I think this is similar to what you are generally suggesting in your post, but I’m not sure….
I like Paul’s description of faith. He says, ‘now, I know in part.’ That, to me is faith. It is a knowledge, if not a comprehensive one. The knowledge gets more complete until the perfect day, but it is still a knowledge based on an understanding of God.
Steve, I’m curious how one arrives at the ‘inspired fiction’ take on the Book of Mormon, given that there were so many parties involved in translation. It is possible (though I don’t think plausible) that Joseph could write a nice ‘scripture’ book. However, to do so at times spontaneously to a scribe while walking around a room and come up with a coherent 531 page book that ranks up with the most beautiful books of scripture in the history of the world, seems to me to be impossible for even the most gifted of human beings.
You don’t need to respond to this post and defend your thinking. It was just that your comment prompted me to spontaneously share my thoughts on the subject after being exposed to it a while ago and reflecting on it from time to time. I don’t think the inspired fiction thing flies. To cite the book itself, God deals in plainness. Inspired fiction seems a bit too convoluted for my taste. The closest analog would be Jesus parables, but those were abbreviated and clearly illustrative examples. Much different than a huge annal of religious experience and history.
What I was trying to convey is that Nephi was seeing that people can be unified in a common endeavor without recognizing it. Just as a flock of birds or a school of fish involves a large number of individuals coordinating without any central leader or universal signal, it’s possible that individual human beings in their day-to-day activities are participating in one of two cohesive movements that are not a formal institutions but are more than simply ideologies.
Or, to put it another way, building Zion is like building a termite mound: a lot of the individual people contributing don’t know each other, don’t have any idea of a central plan, and may not even realizing they are building anything at all. But, perhaps by the very nature of morality, when we make decisions to increase understanding, act with love, show compassion, and so forth our acts are not isolated, but are in fact integral to some bigger whole. We’re adding one more grain of sand to the monument, and the sum of all these individual efforts is far greater than their parts.
Does that make sense?
Nathaniel #11, thanks for the clarification — yes it helps, and your point makes much more sense to me now.
I am a bit skeptical, however, that it’s a very helpful way to think about Nephi’s conception of the two churches. My concern, in short, is that I think the conception of agency, presented in scripture (incl. Nephi’s book, e.g., 2 Ne 2:27), seems to rely on a kind of conscious (or intentional) choice that is quite different than the kind of unconscious (or unintentional) choice that I think you are suggesting.

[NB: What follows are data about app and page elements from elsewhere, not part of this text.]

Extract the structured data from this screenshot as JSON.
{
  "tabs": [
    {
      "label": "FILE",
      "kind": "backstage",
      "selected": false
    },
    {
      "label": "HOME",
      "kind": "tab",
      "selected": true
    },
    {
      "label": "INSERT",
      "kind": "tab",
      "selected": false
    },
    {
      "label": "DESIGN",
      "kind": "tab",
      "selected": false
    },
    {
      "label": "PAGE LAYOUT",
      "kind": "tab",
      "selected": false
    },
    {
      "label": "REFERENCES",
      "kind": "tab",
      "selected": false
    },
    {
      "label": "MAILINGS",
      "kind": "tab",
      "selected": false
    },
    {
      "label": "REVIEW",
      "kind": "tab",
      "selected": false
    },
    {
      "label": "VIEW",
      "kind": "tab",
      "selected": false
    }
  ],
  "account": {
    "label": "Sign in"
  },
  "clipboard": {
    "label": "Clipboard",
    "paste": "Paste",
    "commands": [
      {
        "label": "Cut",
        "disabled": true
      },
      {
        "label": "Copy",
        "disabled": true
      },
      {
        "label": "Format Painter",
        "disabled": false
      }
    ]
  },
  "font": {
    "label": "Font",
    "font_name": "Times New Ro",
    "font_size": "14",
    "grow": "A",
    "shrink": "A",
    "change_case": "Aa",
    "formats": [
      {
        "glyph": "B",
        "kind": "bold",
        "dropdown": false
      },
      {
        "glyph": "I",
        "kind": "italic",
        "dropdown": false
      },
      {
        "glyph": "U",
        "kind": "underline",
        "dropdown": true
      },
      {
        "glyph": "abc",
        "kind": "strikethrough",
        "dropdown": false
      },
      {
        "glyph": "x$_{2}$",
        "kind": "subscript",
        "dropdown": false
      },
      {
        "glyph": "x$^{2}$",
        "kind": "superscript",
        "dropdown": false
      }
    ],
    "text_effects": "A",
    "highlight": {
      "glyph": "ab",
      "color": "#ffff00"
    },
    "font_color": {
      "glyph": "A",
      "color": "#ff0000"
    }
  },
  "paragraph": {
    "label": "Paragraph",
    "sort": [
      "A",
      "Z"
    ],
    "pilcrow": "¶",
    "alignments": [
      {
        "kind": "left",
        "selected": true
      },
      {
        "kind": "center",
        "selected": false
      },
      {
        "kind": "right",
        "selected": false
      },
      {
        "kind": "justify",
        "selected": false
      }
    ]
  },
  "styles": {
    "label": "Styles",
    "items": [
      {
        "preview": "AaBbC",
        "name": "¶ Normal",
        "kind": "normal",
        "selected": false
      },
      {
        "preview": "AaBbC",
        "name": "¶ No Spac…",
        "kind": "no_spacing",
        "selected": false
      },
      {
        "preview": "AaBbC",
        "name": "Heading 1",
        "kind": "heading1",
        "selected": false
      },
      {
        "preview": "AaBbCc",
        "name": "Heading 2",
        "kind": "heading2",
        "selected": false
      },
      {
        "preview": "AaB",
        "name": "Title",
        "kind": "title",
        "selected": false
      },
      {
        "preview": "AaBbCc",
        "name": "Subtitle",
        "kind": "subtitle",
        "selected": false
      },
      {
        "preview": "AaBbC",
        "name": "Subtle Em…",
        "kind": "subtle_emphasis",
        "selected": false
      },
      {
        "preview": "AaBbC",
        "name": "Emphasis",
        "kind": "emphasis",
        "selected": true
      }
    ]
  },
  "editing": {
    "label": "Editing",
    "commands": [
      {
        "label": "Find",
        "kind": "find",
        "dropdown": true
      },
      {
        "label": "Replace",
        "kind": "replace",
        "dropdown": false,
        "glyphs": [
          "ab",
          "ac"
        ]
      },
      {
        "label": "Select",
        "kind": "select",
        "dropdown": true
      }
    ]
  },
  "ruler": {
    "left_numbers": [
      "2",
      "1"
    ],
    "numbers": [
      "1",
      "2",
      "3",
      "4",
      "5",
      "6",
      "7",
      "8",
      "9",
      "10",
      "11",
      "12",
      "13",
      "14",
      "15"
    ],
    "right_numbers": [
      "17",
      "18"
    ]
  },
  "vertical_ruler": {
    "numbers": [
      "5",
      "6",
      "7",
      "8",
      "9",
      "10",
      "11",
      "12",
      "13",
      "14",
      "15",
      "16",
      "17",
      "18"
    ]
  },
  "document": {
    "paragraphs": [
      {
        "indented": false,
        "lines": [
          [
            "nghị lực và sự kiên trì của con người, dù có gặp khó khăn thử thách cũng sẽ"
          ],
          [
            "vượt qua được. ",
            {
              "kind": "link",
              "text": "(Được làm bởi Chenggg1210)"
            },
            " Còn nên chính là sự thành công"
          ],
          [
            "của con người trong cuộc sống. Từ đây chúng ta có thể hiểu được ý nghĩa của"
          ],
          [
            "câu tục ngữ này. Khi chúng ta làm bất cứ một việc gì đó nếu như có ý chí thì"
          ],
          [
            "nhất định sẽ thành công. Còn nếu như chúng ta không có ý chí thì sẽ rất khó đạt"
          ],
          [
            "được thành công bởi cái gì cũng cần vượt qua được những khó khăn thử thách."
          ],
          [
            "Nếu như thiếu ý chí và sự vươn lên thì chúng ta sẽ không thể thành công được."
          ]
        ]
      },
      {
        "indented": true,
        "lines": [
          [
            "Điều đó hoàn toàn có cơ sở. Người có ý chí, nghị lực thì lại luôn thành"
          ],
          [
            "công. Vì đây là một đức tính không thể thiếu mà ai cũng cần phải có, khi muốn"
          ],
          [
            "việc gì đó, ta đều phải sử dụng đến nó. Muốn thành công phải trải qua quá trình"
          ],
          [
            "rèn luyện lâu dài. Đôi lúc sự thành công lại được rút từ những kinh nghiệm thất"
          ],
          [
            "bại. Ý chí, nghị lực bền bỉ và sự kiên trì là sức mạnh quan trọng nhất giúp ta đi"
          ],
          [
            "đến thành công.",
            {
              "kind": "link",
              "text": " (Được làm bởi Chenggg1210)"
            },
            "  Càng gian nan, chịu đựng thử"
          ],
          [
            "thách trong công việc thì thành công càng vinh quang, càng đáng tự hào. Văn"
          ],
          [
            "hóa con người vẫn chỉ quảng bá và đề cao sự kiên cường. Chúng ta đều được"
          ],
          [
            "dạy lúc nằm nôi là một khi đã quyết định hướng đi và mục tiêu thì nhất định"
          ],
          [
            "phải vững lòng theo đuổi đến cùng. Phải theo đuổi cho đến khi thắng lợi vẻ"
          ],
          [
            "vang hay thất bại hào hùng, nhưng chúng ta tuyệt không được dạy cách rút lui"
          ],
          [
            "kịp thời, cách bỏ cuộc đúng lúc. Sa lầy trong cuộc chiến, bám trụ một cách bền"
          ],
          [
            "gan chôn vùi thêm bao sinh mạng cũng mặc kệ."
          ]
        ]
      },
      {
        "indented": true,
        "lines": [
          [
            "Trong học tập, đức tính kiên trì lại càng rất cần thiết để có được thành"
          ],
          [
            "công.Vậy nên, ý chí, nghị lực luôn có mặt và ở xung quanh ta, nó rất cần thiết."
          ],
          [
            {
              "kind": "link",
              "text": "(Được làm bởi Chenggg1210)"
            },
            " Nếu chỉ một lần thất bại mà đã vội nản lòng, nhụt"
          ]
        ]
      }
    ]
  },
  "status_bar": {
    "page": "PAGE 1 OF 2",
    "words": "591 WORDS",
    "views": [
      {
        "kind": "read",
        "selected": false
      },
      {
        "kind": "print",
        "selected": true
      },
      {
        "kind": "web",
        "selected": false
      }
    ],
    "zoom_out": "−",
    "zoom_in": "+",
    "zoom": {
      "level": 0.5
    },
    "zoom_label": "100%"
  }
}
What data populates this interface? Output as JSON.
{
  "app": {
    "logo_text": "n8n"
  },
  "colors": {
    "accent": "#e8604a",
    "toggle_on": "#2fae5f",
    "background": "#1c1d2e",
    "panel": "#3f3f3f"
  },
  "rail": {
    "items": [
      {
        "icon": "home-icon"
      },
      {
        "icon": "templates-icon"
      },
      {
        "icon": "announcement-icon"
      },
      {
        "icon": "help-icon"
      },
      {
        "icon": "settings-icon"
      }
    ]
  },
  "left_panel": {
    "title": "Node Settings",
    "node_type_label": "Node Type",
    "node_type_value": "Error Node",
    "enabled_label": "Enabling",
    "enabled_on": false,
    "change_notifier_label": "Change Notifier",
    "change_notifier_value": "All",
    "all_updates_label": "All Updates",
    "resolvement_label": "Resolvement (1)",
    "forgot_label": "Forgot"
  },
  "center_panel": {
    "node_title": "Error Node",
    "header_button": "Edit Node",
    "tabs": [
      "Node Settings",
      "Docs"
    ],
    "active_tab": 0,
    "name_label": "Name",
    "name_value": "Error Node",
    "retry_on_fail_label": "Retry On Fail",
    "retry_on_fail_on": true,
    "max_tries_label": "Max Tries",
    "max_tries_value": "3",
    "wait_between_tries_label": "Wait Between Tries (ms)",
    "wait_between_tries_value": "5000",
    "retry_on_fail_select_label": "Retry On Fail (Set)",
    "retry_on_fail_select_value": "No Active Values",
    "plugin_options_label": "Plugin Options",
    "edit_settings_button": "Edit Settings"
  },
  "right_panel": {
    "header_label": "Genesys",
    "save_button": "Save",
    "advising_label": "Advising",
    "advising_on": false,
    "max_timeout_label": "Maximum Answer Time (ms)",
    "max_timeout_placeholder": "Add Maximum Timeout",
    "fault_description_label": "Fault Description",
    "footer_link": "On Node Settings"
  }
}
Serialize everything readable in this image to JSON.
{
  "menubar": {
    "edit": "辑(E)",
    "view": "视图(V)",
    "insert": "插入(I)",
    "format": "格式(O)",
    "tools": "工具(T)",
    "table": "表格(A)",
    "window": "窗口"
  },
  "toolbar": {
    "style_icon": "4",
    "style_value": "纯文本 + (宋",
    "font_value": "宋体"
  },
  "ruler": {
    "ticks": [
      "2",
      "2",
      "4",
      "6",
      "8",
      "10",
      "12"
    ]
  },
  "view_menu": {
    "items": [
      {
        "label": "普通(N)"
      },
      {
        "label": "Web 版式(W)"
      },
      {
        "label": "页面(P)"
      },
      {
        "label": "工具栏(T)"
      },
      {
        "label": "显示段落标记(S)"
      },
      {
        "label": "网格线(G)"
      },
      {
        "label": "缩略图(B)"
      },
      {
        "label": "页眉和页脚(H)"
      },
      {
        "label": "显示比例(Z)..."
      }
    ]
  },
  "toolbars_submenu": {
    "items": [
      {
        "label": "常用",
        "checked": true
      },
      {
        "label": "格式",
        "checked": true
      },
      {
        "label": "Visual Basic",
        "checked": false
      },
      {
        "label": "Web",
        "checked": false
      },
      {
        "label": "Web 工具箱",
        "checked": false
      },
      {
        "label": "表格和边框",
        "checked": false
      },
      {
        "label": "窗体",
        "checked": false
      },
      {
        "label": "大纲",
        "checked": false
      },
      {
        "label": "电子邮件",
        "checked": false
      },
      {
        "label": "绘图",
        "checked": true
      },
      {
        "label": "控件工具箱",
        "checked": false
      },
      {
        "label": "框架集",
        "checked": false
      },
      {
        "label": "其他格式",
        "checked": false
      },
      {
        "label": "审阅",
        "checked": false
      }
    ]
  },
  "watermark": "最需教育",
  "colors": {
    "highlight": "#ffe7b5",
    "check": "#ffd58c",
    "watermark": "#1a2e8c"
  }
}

Now, I fully agree that the effects of our choices are often quite removed from our direct or explicit intentionality — and this is an important aspect of grace. And in this sense I think you are touching on a very good and interesting point, that there is a kind of common good that emerges in a way that exceeds the aggregate sum of the good intended by the disaggregated individuals. However, it seems to me that Nephi is invoking (avant la lettre) an aspect of apocalyptic literature that is strongly homiletic, and in a way that is depends more on conscious and intentional responses than I think what you are saying is able to support.
But, that said (and I know I haven’t been very clear…), I think there are still many interesting ideas to mine from the point you are making — so thanks!